(Items from an interface collection)

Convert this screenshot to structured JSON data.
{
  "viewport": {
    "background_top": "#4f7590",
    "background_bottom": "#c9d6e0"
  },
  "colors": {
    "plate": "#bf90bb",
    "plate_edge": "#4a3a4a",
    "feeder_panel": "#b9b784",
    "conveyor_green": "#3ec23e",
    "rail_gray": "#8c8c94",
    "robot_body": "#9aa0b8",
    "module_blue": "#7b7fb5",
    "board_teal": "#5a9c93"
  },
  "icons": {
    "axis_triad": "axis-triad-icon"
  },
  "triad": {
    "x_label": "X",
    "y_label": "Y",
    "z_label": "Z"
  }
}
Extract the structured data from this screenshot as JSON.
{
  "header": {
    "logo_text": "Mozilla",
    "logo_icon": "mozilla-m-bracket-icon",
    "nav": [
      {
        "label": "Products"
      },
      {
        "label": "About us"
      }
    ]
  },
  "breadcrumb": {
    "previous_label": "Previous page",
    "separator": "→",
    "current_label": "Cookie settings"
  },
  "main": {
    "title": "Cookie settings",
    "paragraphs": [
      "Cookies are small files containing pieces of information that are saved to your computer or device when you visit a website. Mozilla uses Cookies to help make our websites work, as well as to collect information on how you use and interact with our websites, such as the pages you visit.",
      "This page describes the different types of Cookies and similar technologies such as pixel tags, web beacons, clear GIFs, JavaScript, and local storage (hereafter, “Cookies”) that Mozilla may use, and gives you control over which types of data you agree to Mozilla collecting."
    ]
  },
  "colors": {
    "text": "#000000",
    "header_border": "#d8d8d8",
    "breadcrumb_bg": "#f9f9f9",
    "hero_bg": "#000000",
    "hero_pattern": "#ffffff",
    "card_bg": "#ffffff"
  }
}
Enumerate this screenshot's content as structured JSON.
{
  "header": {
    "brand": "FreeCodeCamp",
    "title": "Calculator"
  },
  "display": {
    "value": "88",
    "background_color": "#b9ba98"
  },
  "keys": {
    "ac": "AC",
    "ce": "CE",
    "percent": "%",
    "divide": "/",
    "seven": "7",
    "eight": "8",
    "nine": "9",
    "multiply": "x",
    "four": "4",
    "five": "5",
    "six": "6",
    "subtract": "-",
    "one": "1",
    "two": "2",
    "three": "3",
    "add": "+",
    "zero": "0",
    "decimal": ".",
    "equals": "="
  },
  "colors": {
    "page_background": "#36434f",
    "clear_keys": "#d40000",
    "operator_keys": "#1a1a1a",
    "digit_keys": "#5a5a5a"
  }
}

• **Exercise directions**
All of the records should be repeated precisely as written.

• **Solution for this exercise**
Convert this screenshot to structured JSON data.
{
  "viewport": {
    "background_top": "#4f7590",
    "background_bottom": "#c9d6e0"
  },
  "colors": {
    "plate": "#bf90bb",
    "plate_edge": "#4a3a4a",
    "feeder_panel": "#b9b784",
    "conveyor_green": "#3ec23e",
    "rail_gray": "#8c8c94",
    "robot_body": "#9aa0b8",
    "module_blue": "#7b7fb5",
    "board_teal": "#5a9c93"
  },
  "icons": {
    "axis_triad": "axis-triad-icon"
  },
  "triad": {
    "x_label": "X",
    "y_label": "Y",
    "z_label": "Z"
  }
}
Extract the structured data from this screenshot as JSON.
{
  "header": {
    "logo_text": "Mozilla",
    "logo_icon": "mozilla-m-bracket-icon",
    "nav": [
      {
        "label": "Products"
      },
      {
        "label": "About us"
      }
    ]
  },
  "breadcrumb": {
    "previous_label": "Previous page",
    "separator": "→",
    "current_label": "Cookie settings"
  },
  "main": {
    "title": "Cookie settings",
    "paragraphs": [
      "Cookies are small files containing pieces of information that are saved to your computer or device when you visit a website. Mozilla uses Cookies to help make our websites work, as well as to collect information on how you use and interact with our websites, such as the pages you visit.",
      "This page describes the different types of Cookies and similar technologies such as pixel tags, web beacons, clear GIFs, JavaScript, and local storage (hereafter, “Cookies”) that Mozilla may use, and gives you control over which types of data you agree to Mozilla collecting."
    ]
  },
  "colors": {
    "text": "#000000",
    "header_border": "#d8d8d8",
    "breadcrumb_bg": "#f9f9f9",
    "hero_bg": "#000000",
    "hero_pattern": "#ffffff",
    "card_bg": "#ffffff"
  }
}
Enumerate this screenshot's content as structured JSON.
{
  "header": {
    "brand": "FreeCodeCamp",
    "title": "Calculator"
  },
  "display": {
    "value": "88",
    "background_color": "#b9ba98"
  },
  "keys": {
    "ac": "AC",
    "ce": "CE",
    "percent": "%",
    "divide": "/",
    "seven": "7",
    "eight": "8",
    "nine": "9",
    "multiply": "x",
    "four": "4",
    "five": "5",
    "six": "6",
    "subtract": "-",
    "one": "1",
    "two": "2",
    "three": "3",
    "add": "+",
    "zero": "0",
    "decimal": ".",
    "equals": "="
  },
  "colors": {
    "page_background": "#36434f",
    "clear_keys": "#d40000",
    "operator_keys": "#1a1a1a",
    "digit_keys": "#5a5a5a"
  }
}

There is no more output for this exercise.